▶ _INPUT DATA_:
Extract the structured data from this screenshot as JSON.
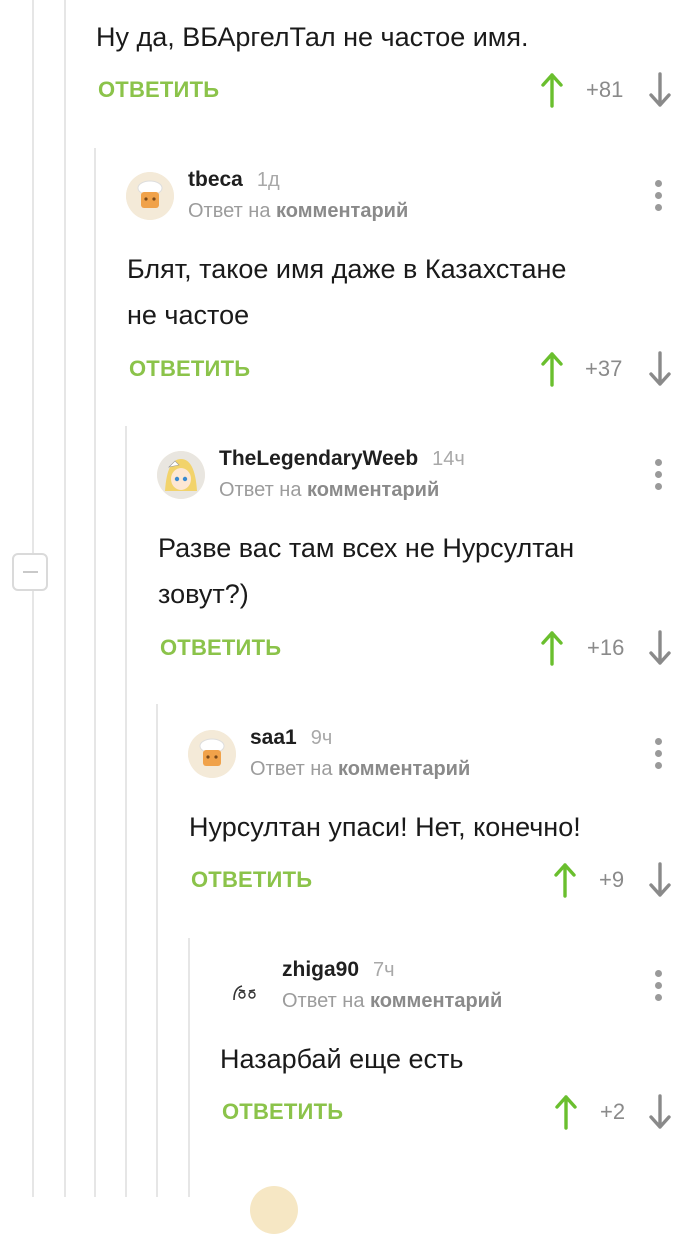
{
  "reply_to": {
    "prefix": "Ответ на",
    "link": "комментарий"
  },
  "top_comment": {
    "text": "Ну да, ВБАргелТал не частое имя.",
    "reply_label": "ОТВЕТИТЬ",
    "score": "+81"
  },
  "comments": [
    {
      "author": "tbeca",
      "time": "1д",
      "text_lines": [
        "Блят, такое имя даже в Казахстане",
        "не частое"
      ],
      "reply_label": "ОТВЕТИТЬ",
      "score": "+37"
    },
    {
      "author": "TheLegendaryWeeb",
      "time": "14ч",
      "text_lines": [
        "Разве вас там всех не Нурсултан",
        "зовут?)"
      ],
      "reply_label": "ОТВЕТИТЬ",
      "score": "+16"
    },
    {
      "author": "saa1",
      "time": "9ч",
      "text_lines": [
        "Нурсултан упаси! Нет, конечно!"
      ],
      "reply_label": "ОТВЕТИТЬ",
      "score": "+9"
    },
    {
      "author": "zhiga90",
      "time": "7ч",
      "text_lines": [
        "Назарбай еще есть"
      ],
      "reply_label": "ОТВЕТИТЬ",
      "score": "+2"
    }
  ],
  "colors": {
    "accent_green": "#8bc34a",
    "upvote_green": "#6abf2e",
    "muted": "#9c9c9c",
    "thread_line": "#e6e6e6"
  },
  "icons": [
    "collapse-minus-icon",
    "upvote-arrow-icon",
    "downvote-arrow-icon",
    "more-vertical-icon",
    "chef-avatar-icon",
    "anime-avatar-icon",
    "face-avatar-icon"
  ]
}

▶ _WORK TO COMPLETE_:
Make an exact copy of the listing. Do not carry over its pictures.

▶ _TASK SOLUTION_:
Extract the structured data from this screenshot as JSON.
{
  "reply_to": {
    "prefix": "Ответ на",
    "link": "комментарий"
  },
  "top_comment": {
    "text": "Ну да, ВБАргелТал не частое имя.",
    "reply_label": "ОТВЕТИТЬ",
    "score": "+81"
  },
  "comments": [
    {
      "author": "tbeca",
      "time": "1д",
      "text_lines": [
        "Блят, такое имя даже в Казахстане",
        "не частое"
      ],
      "reply_label": "ОТВЕТИТЬ",
      "score": "+37"
    },
    {
      "author": "TheLegendaryWeeb",
      "time": "14ч",
      "text_lines": [
        "Разве вас там всех не Нурсултан",
        "зовут?)"
      ],
      "reply_label": "ОТВЕТИТЬ",
      "score": "+16"
    },
    {
      "author": "saa1",
      "time": "9ч",
      "text_lines": [
        "Нурсултан упаси! Нет, конечно!"
      ],
      "reply_label": "ОТВЕТИТЬ",
      "score": "+9"
    },
    {
      "author": "zhiga90",
      "time": "7ч",
      "text_lines": [
        "Назарбай еще есть"
      ],
      "reply_label": "ОТВЕТИТЬ",
      "score": "+2"
    }
  ],
  "colors": {
    "accent_green": "#8bc34a",
    "upvote_green": "#6abf2e",
    "muted": "#9c9c9c",
    "thread_line": "#e6e6e6"
  },
  "icons": [
    "collapse-minus-icon",
    "upvote-arrow-icon",
    "downvote-arrow-icon",
    "more-vertical-icon",
    "chef-avatar-icon",
    "anime-avatar-icon",
    "face-avatar-icon"
  ]
}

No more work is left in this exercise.